*** Opening Available records ***
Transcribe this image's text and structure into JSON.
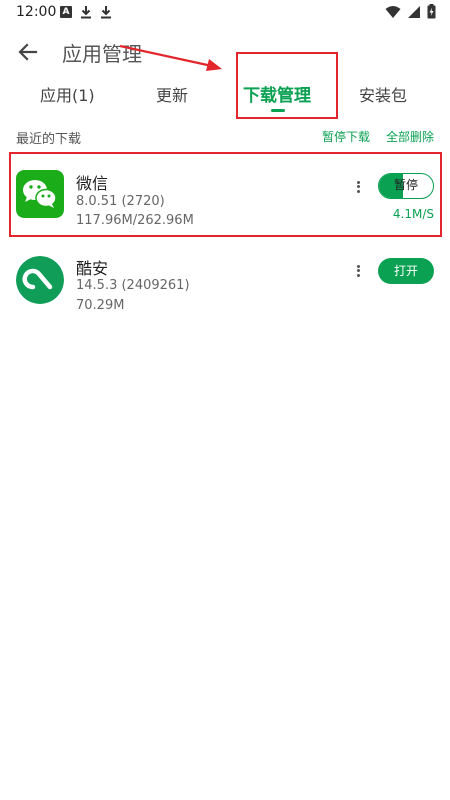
{
  "status_bar": {
    "time": "12:00",
    "left_icons": [
      "a-notification-icon",
      "download-icon",
      "download-icon"
    ],
    "right_icons": [
      "wifi-icon",
      "signal-icon",
      "battery-icon"
    ]
  },
  "header": {
    "title": "应用管理",
    "back_icon": "arrow-left-icon"
  },
  "tabs": [
    {
      "label": "应用(1)",
      "active": false
    },
    {
      "label": "更新",
      "active": false
    },
    {
      "label": "下载管理",
      "active": true
    },
    {
      "label": "安装包",
      "active": false
    }
  ],
  "section": {
    "title": "最近的下载",
    "pause_all": "暂停下载",
    "delete_all": "全部删除"
  },
  "downloads": [
    {
      "name": "微信",
      "version": "8.0.51 (2720)",
      "size": "117.96M/262.96M",
      "progress": 0.45,
      "action_label": "暂停",
      "speed": "4.1M/S",
      "icon": "wechat-icon"
    },
    {
      "name": "酷安",
      "version": "14.5.3 (2409261)",
      "size": "70.29M",
      "action_label": "打开",
      "icon": "coolapk-icon"
    }
  ],
  "colors": {
    "accent": "#0aa152",
    "annotation": "#e3262c",
    "wechat": "#1aad19",
    "coolapk": "#0f9d58"
  }
}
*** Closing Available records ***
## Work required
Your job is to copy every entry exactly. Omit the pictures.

## Solution
Transcribe this image's text and structure into JSON.
{
  "status_bar": {
    "time": "12:00",
    "left_icons": [
      "a-notification-icon",
      "download-icon",
      "download-icon"
    ],
    "right_icons": [
      "wifi-icon",
      "signal-icon",
      "battery-icon"
    ]
  },
  "header": {
    "title": "应用管理",
    "back_icon": "arrow-left-icon"
  },
  "tabs": [
    {
      "label": "应用(1)",
      "active": false
    },
    {
      "label": "更新",
      "active": false
    },
    {
      "label": "下载管理",
      "active": true
    },
    {
      "label": "安装包",
      "active": false
    }
  ],
  "section": {
    "title": "最近的下载",
    "pause_all": "暂停下载",
    "delete_all": "全部删除"
  },
  "downloads": [
    {
      "name": "微信",
      "version": "8.0.51 (2720)",
      "size": "117.96M/262.96M",
      "progress": 0.45,
      "action_label": "暂停",
      "speed": "4.1M/S",
      "icon": "wechat-icon"
    },
    {
      "name": "酷安",
      "version": "14.5.3 (2409261)",
      "size": "70.29M",
      "action_label": "打开",
      "icon": "coolapk-icon"
    }
  ],
  "colors": {
    "accent": "#0aa152",
    "annotation": "#e3262c",
    "wechat": "#1aad19",
    "coolapk": "#0f9d58"
  }
}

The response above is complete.